> _Exercise data_
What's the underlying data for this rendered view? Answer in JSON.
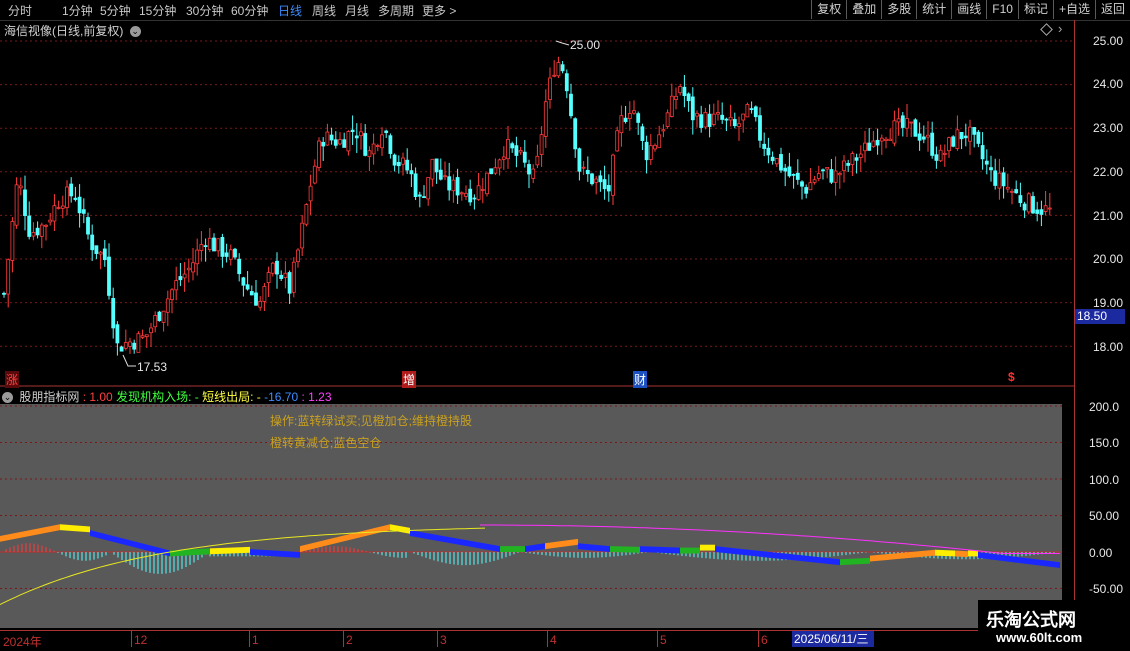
{
  "toolbar": {
    "timeframes": [
      {
        "label": "分时",
        "active": false
      },
      {
        "label": "1分钟",
        "active": false
      },
      {
        "label": "5分钟",
        "active": false
      },
      {
        "label": "15分钟",
        "active": false
      },
      {
        "label": "30分钟",
        "active": false
      },
      {
        "label": "60分钟",
        "active": false
      },
      {
        "label": "日线",
        "active": true
      },
      {
        "label": "周线",
        "active": false
      },
      {
        "label": "月线",
        "active": false
      },
      {
        "label": "多周期",
        "active": false
      },
      {
        "label": "更多 >",
        "active": false
      }
    ],
    "right_buttons": [
      "复权",
      "叠加",
      "多股",
      "统计",
      "画线",
      "F10",
      "标记",
      "+自选",
      "返回"
    ]
  },
  "price_panel": {
    "title": "海信视像(日线,前复权)",
    "y_labels": [
      "25.00",
      "24.00",
      "23.00",
      "22.00",
      "21.00",
      "20.00",
      "19.00",
      "18.00"
    ],
    "current_price": "18.50",
    "high_label": "25.00",
    "low_label": "17.53",
    "markers": [
      {
        "text": "涨",
        "color": "#ff3030",
        "bg": "#a01818"
      },
      {
        "text": "增",
        "color": "#ffffff",
        "bg": "#b02020"
      },
      {
        "text": "财",
        "color": "#ffffff",
        "bg": "#2050c0"
      },
      {
        "text": "$",
        "color": "#ff3030",
        "bg": ""
      }
    ]
  },
  "indicator_panel": {
    "name": "股朋指标网",
    "value_1": ": 1.00",
    "label_2": "发现机构入场: -",
    "label_3": "短线出局: -",
    "value_4": "-16.70",
    "value_5": ": 1.23",
    "note_1": "操作:蓝转绿试买;见橙加仓;维持橙持股",
    "note_2": "橙转黄减仓;蓝色空仓",
    "y_labels": [
      "200.0",
      "150.0",
      "100.0",
      "50.00",
      "0.00",
      "-50.00"
    ]
  },
  "date_axis": {
    "labels": [
      "2024年",
      "12",
      "1",
      "2",
      "3",
      "4",
      "5",
      "6"
    ],
    "cursor_date": "2025/06/11/三"
  },
  "watermark": {
    "line1": "乐淘公式网",
    "line2": "www.60lt.com"
  },
  "colors": {
    "up": "#ff3b3b",
    "down": "#54ffff",
    "panel_bg": "#595959",
    "accent_blue": "#3c8cff"
  }
}
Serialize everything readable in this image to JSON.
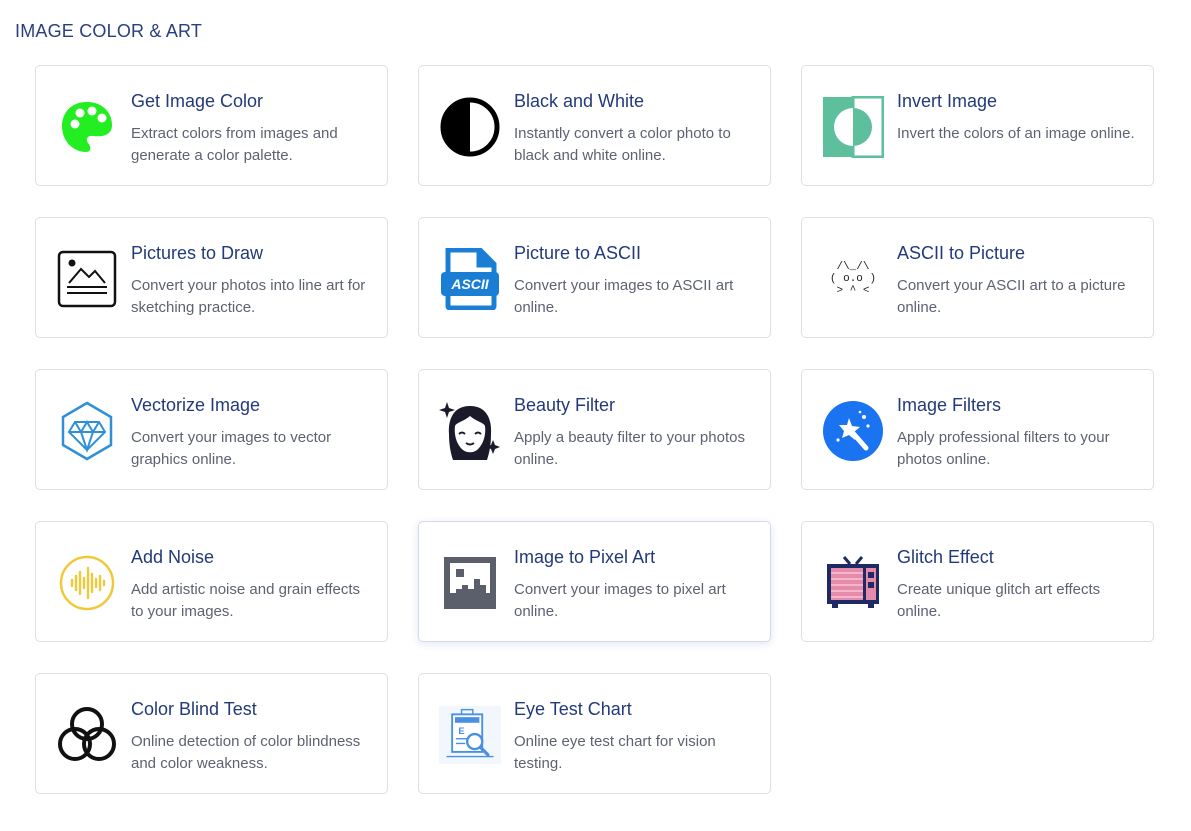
{
  "section": {
    "title": "IMAGE COLOR & ART"
  },
  "tools": [
    {
      "title": "Get Image Color",
      "desc": "Extract colors from images and generate a color palette.",
      "icon": "palette-icon"
    },
    {
      "title": "Black and White",
      "desc": "Instantly convert a color photo to black and white online.",
      "icon": "contrast-icon"
    },
    {
      "title": "Invert Image",
      "desc": "Invert the colors of an image online.",
      "icon": "invert-icon"
    },
    {
      "title": "Pictures to Draw",
      "desc": "Convert your photos into line art for sketching practice.",
      "icon": "sketch-picture-icon"
    },
    {
      "title": "Picture to ASCII",
      "desc": "Convert your images to ASCII art online.",
      "icon": "ascii-file-icon",
      "icon_text": "ASCII"
    },
    {
      "title": "ASCII to Picture",
      "desc": "Convert your ASCII art to a picture online.",
      "icon": "ascii-face-icon",
      "icon_lines": [
        "/\\_/\\",
        "( o.o )",
        "> ^ <"
      ]
    },
    {
      "title": "Vectorize Image",
      "desc": "Convert your images to vector graphics online.",
      "icon": "vector-gem-icon"
    },
    {
      "title": "Beauty Filter",
      "desc": "Apply a beauty filter to your photos online.",
      "icon": "beauty-face-icon"
    },
    {
      "title": "Image Filters",
      "desc": "Apply professional filters to your photos online.",
      "icon": "magic-wand-icon"
    },
    {
      "title": "Add Noise",
      "desc": "Add artistic noise and grain effects to your images.",
      "icon": "sound-wave-icon"
    },
    {
      "title": "Image to Pixel Art",
      "desc": "Convert your images to pixel art online.",
      "icon": "pixel-image-icon"
    },
    {
      "title": "Glitch Effect",
      "desc": "Create unique glitch art effects online.",
      "icon": "glitch-tv-icon"
    },
    {
      "title": "Color Blind Test",
      "desc": "Online detection of color blindness and color weakness.",
      "icon": "color-circles-icon"
    },
    {
      "title": "Eye Test Chart",
      "desc": "Online eye test chart for vision testing.",
      "icon": "eye-chart-icon",
      "icon_text": "E"
    }
  ],
  "colors": {
    "title": "#233a7a",
    "text": "#5c6270",
    "border": "#dcdfe6",
    "palette_green": "#22ee22",
    "invert_green": "#5dbf9c",
    "ascii_blue": "#1a7fd4",
    "vector_blue": "#2f8fd8",
    "filter_blue": "#1a73f0",
    "noise_yellow": "#f0c93a",
    "glitch_pink": "#e58aa8",
    "glitch_navy": "#1e2a66"
  }
}
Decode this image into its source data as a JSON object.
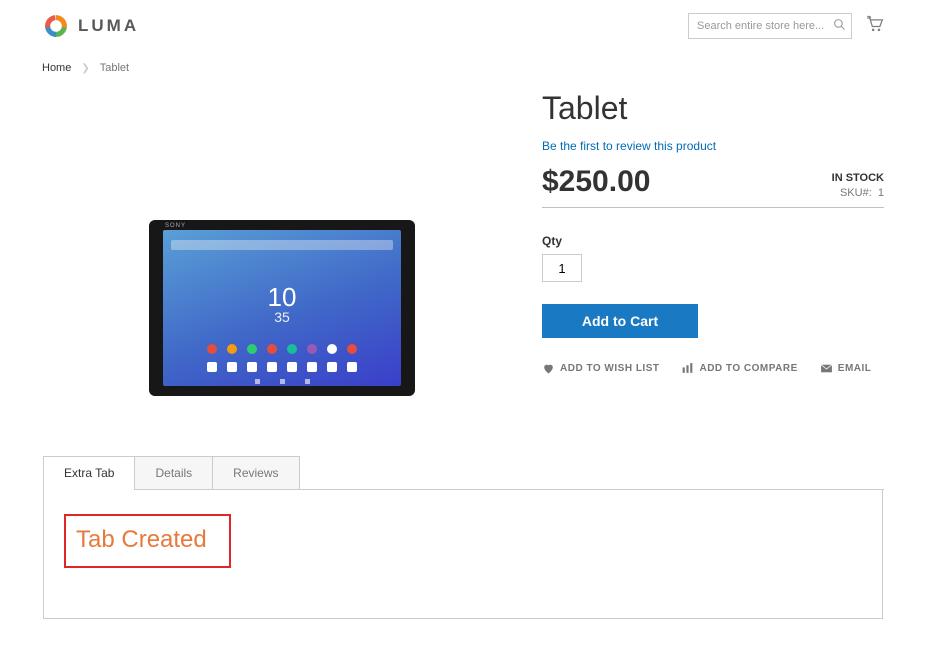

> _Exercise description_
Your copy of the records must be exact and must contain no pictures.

> _Response area_
What's the underlying data for this rendered view? Answer in JSON.
{
  "toolbar": {
    "timeframes": [
      {
        "label": "分时",
        "active": false
      },
      {
        "label": "1分钟",
        "active": false
      },
      {
        "label": "5分钟",
        "active": false
      },
      {
        "label": "15分钟",
        "active": false
      },
      {
        "label": "30分钟",
        "active": false
      },
      {
        "label": "60分钟",
        "active": false
      },
      {
        "label": "日线",
        "active": true
      },
      {
        "label": "周线",
        "active": false
      },
      {
        "label": "月线",
        "active": false
      },
      {
        "label": "多周期",
        "active": false
      },
      {
        "label": "更多 >",
        "active": false
      }
    ],
    "right_buttons": [
      "复权",
      "叠加",
      "多股",
      "统计",
      "画线",
      "F10",
      "标记",
      "+自选",
      "返回"
    ]
  },
  "price_panel": {
    "title": "海信视像(日线,前复权)",
    "y_labels": [
      "25.00",
      "24.00",
      "23.00",
      "22.00",
      "21.00",
      "20.00",
      "19.00",
      "18.00"
    ],
    "current_price": "18.50",
    "high_label": "25.00",
    "low_label": "17.53",
    "markers": [
      {
        "text": "涨",
        "color": "#ff3030",
        "bg": "#a01818"
      },
      {
        "text": "增",
        "color": "#ffffff",
        "bg": "#b02020"
      },
      {
        "text": "财",
        "color": "#ffffff",
        "bg": "#2050c0"
      },
      {
        "text": "$",
        "color": "#ff3030",
        "bg": ""
      }
    ]
  },
  "indicator_panel": {
    "name": "股朋指标网",
    "value_1": ": 1.00",
    "label_2": "发现机构入场: -",
    "label_3": "短线出局: -",
    "value_4": "-16.70",
    "value_5": ": 1.23",
    "note_1": "操作:蓝转绿试买;见橙加仓;维持橙持股",
    "note_2": "橙转黄减仓;蓝色空仓",
    "y_labels": [
      "200.0",
      "150.0",
      "100.0",
      "50.00",
      "0.00",
      "-50.00"
    ]
  },
  "date_axis": {
    "labels": [
      "2024年",
      "12",
      "1",
      "2",
      "3",
      "4",
      "5",
      "6"
    ],
    "cursor_date": "2025/06/11/三"
  },
  "watermark": {
    "line1": "乐淘公式网",
    "line2": "www.60lt.com"
  },
  "colors": {
    "up": "#ff3b3b",
    "down": "#54ffff",
    "panel_bg": "#595959",
    "accent_blue": "#3c8cff"
  }
}
Serialize everything readable in this image to JSON.
{
  "section": {
    "title": "IMAGE COLOR & ART"
  },
  "tools": [
    {
      "title": "Get Image Color",
      "desc": "Extract colors from images and generate a color palette.",
      "icon": "palette-icon"
    },
    {
      "title": "Black and White",
      "desc": "Instantly convert a color photo to black and white online.",
      "icon": "contrast-icon"
    },
    {
      "title": "Invert Image",
      "desc": "Invert the colors of an image online.",
      "icon": "invert-icon"
    },
    {
      "title": "Pictures to Draw",
      "desc": "Convert your photos into line art for sketching practice.",
      "icon": "sketch-picture-icon"
    },
    {
      "title": "Picture to ASCII",
      "desc": "Convert your images to ASCII art online.",
      "icon": "ascii-file-icon",
      "icon_text": "ASCII"
    },
    {
      "title": "ASCII to Picture",
      "desc": "Convert your ASCII art to a picture online.",
      "icon": "ascii-face-icon",
      "icon_lines": [
        "/\\_/\\",
        "( o.o )",
        "> ^ <"
      ]
    },
    {
      "title": "Vectorize Image",
      "desc": "Convert your images to vector graphics online.",
      "icon": "vector-gem-icon"
    },
    {
      "title": "Beauty Filter",
      "desc": "Apply a beauty filter to your photos online.",
      "icon": "beauty-face-icon"
    },
    {
      "title": "Image Filters",
      "desc": "Apply professional filters to your photos online.",
      "icon": "magic-wand-icon"
    },
    {
      "title": "Add Noise",
      "desc": "Add artistic noise and grain effects to your images.",
      "icon": "sound-wave-icon"
    },
    {
      "title": "Image to Pixel Art",
      "desc": "Convert your images to pixel art online.",
      "icon": "pixel-image-icon"
    },
    {
      "title": "Glitch Effect",
      "desc": "Create unique glitch art effects online.",
      "icon": "glitch-tv-icon"
    },
    {
      "title": "Color Blind Test",
      "desc": "Online detection of color blindness and color weakness.",
      "icon": "color-circles-icon"
    },
    {
      "title": "Eye Test Chart",
      "desc": "Online eye test chart for vision testing.",
      "icon": "eye-chart-icon",
      "icon_text": "E"
    }
  ],
  "colors": {
    "title": "#233a7a",
    "text": "#5c6270",
    "border": "#dcdfe6",
    "palette_green": "#22ee22",
    "invert_green": "#5dbf9c",
    "ascii_blue": "#1a7fd4",
    "vector_blue": "#2f8fd8",
    "filter_blue": "#1a73f0",
    "noise_yellow": "#f0c93a",
    "glitch_pink": "#e58aa8",
    "glitch_navy": "#1e2a66"
  }
}
Decode this image into its source data as a JSON object.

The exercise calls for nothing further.